Dr Mahto says: ‘The acronym ABCDE can be extremely helpful in evaluating moles. If a mole shows any of these features, it warrants review by a dermatologist to exclude melanoma, the most serious type of skin cancer.’

A is for Asymmetry: one half of the mole is different to the other.

B is for Border: irregular, scalloped or poorly defined edge.

C is for Colour: uneven colour or variable colours within a mole.

D is for Diameter: the mole is bigger than 6mm in size.

E is for Evolving: the mole is changing in its size, shape or colour.

But what if you’re just a ‘moley’ person?

Dr Mahto says that, in general, the more moles you have, the higher your risk of developing melanoma.

She says: ‘There are some people who have large numbers of odd-shaped or atypical moles. It’s called atypical mole syndrome — the risk is higher in these people than in the general population.’

She also points out that we should always be on the lookout for new moles or a mole that looks significantly different, or any skin lesion that bleeds or fails to heal.

If you do find a mole that has changed or has appeared suddenly, don’t panic.

Dr Mahto says: ‘Not every change in a mole is necessarily skin cancer. For example, moles can increase in size and become darker due to hormonal changes in pregnancy.’

She stresses that if you are worried, the best thing is to seek medical advice early.

She says: ‘Any concerns should prompt a visit to a dermatologist who will perform a full skin examination and may go on to either remove a mole or take a biopsy of any unusual growths or patches on the skin.’

Edited by Julie Cook

 

For information on moles, visit britishskinfoundation.org.uk

 

 

Mole skin safety — Dr Mahto’s tips

 

Cover up in the sun with protective clothing and a hat and stay out of sunlight in peak daylight hours

 

Suncream should be applied all over the body and not just the moles

 

Remember the acronym ABCDE for any changes in moles

 

Check your moles once a month or get someone to help

 

See a doctor if a mole changes colour, size or shape

 

 

‘Why did I ignore it for so long?’

 

I first noticed a mole appear on my upper chest when I was breastfeeding my second child. Four years later it had grown massively in size and had also changed shape and colour.

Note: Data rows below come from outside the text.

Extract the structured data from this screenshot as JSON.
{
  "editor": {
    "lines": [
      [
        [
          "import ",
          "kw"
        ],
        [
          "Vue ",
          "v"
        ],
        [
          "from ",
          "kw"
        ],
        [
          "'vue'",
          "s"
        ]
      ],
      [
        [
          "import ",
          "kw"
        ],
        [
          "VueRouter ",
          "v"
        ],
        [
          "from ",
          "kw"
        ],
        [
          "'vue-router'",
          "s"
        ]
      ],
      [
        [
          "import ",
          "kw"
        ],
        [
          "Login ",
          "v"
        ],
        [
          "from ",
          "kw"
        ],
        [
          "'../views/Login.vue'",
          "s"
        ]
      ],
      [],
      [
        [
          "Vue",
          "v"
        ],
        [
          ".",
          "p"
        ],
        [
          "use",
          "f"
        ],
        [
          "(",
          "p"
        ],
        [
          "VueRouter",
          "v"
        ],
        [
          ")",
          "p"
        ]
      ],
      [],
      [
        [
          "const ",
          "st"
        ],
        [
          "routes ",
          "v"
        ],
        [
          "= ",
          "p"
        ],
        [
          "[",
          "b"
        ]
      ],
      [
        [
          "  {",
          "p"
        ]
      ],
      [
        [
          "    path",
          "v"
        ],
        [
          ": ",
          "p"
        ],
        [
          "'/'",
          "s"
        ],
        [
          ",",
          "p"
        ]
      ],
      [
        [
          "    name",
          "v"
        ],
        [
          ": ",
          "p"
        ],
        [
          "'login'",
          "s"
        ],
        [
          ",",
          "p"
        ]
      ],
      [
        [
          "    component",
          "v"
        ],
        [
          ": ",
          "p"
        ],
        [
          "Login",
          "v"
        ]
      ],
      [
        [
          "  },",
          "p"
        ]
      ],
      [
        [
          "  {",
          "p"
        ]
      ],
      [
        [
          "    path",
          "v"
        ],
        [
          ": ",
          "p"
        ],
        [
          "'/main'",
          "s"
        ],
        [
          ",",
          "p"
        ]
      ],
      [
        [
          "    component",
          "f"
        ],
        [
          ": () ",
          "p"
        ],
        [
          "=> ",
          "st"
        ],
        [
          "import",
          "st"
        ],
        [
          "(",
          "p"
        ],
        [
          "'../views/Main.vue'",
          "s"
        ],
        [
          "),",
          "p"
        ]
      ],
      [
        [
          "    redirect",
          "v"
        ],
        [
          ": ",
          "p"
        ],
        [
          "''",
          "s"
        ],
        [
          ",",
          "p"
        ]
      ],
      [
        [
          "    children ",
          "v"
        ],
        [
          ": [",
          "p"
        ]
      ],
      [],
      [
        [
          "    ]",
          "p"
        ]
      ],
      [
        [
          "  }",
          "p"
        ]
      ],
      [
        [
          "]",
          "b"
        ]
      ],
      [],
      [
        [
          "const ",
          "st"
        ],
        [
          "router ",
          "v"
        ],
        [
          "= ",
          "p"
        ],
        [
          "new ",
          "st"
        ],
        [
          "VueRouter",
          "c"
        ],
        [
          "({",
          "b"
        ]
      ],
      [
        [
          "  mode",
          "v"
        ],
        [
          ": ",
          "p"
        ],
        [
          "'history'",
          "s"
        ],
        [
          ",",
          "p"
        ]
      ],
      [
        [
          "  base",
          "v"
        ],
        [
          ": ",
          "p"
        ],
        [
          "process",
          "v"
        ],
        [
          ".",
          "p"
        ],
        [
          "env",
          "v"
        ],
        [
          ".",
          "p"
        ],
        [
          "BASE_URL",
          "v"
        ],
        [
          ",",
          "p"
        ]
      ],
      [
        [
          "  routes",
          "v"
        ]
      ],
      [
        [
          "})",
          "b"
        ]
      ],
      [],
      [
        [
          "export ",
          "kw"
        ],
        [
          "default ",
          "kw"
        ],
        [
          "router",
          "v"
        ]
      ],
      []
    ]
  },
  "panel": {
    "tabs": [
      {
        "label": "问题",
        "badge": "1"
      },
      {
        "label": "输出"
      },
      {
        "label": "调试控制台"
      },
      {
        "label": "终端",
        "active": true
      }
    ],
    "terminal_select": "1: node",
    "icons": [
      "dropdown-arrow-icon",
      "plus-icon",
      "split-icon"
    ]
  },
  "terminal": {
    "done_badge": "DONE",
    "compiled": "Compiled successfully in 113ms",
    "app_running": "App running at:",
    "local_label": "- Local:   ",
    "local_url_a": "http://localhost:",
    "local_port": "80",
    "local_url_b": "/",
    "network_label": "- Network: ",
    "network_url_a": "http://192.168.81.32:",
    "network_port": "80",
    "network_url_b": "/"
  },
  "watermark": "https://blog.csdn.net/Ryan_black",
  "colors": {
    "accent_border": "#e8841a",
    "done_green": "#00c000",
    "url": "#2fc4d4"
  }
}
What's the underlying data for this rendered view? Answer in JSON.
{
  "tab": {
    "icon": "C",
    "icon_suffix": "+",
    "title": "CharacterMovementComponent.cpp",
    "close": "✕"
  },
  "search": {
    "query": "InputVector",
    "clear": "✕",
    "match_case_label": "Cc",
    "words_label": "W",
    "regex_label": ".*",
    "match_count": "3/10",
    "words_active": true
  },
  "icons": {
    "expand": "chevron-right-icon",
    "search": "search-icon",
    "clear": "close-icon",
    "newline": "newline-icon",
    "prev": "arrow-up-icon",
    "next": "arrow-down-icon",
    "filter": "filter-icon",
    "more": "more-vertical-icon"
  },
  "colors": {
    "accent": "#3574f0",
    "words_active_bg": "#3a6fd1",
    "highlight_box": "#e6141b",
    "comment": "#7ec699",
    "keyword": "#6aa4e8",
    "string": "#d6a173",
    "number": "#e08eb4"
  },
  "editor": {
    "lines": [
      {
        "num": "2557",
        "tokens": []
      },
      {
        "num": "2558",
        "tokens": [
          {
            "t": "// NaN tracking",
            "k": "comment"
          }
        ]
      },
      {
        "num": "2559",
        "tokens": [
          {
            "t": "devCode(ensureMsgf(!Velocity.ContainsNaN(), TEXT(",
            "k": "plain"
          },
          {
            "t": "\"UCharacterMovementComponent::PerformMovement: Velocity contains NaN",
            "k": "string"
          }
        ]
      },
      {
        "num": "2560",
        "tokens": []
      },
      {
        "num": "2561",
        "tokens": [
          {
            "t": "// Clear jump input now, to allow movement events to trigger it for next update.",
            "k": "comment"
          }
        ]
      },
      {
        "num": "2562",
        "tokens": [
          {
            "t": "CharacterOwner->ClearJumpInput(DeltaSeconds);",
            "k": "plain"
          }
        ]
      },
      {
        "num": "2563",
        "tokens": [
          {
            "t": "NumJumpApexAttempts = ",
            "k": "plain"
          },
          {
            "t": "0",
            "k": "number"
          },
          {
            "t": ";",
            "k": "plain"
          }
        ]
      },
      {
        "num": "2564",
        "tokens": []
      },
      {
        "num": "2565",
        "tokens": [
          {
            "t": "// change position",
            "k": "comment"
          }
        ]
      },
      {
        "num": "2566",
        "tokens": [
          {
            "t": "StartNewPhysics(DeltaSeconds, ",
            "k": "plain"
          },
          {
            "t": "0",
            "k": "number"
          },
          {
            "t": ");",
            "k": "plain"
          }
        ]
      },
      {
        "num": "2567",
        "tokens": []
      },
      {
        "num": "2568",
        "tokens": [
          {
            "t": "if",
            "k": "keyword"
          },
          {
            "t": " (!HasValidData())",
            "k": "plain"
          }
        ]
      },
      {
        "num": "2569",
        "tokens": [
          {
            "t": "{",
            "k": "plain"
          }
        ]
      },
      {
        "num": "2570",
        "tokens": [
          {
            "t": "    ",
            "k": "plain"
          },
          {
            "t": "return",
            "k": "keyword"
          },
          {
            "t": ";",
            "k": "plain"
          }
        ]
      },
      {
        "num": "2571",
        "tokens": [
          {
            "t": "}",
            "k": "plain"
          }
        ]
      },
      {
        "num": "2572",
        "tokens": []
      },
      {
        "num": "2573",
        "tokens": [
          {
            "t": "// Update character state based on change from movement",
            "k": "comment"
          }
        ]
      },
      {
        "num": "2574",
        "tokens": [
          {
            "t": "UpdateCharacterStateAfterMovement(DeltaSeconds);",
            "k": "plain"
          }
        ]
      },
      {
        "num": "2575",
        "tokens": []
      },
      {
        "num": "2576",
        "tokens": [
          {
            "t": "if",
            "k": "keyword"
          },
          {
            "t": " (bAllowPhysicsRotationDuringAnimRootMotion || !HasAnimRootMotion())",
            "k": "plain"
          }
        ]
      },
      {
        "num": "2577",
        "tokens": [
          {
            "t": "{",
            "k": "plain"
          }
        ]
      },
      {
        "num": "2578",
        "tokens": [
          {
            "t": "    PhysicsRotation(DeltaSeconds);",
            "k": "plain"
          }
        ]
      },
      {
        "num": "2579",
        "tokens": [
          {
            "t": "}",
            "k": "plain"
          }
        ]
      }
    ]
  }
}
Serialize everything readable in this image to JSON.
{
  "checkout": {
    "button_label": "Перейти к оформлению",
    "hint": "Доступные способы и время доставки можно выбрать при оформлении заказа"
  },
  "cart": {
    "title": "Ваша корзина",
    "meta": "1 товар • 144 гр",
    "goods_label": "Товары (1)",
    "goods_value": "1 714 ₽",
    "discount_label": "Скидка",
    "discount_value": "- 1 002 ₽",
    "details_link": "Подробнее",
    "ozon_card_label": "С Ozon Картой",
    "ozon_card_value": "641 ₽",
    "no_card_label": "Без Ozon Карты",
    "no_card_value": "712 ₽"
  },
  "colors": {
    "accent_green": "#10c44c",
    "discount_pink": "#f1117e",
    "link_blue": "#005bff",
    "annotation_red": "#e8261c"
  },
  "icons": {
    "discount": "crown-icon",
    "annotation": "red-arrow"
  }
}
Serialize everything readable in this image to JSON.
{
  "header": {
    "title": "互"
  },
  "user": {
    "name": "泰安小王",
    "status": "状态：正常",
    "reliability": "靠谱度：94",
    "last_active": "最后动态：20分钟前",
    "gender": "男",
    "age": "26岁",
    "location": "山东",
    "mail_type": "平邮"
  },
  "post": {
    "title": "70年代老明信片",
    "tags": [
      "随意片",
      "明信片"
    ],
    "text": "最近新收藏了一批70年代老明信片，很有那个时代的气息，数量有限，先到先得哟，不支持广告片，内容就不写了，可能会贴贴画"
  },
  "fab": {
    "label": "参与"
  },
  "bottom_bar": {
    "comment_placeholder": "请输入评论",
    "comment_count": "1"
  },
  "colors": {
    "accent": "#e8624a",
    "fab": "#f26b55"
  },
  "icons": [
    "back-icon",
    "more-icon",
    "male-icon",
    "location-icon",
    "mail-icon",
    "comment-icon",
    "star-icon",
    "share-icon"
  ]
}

I’d never been a sun worshipper and had never used a sunbed. I always wore suncream so I felt sure I wasn’t at risk of cancer.

Still, I went to the GP who referred me to a dermatologist.

The consultant told me it was probably OK but that I should have it removed and tested. So two weeks later I had the mole taken off.

It was bad news.

My mole was malignant. I had melanoma — skin cancer.

I was devastated. I had two children aged four and seven.

I thought: Will I die?

Six weeks later I had a wide local excision. The doctors removed the mole and surrounding tissue to be examined for any spread. They also did a sentinel lymph node biopsy, where a sample of the nearest lymph nodes was tested for cancer.

Luckily, they found no evidence the cancer had spread.

Five years on from my diagnosis, I have been discharged as a melanoma patient.

But I’ve learnt my lesson. Now I slap on factor 50 all the time and am always looking out for moles.

I’m telling my story to warn others not just to think a mole is a ‘hormonal thing’ and never to ignore a mole that changes colour or shape.

Thanks to acting on the changes I saw, I’m still alive.

From Elizabeth Elgar, 44, of Watford, Herts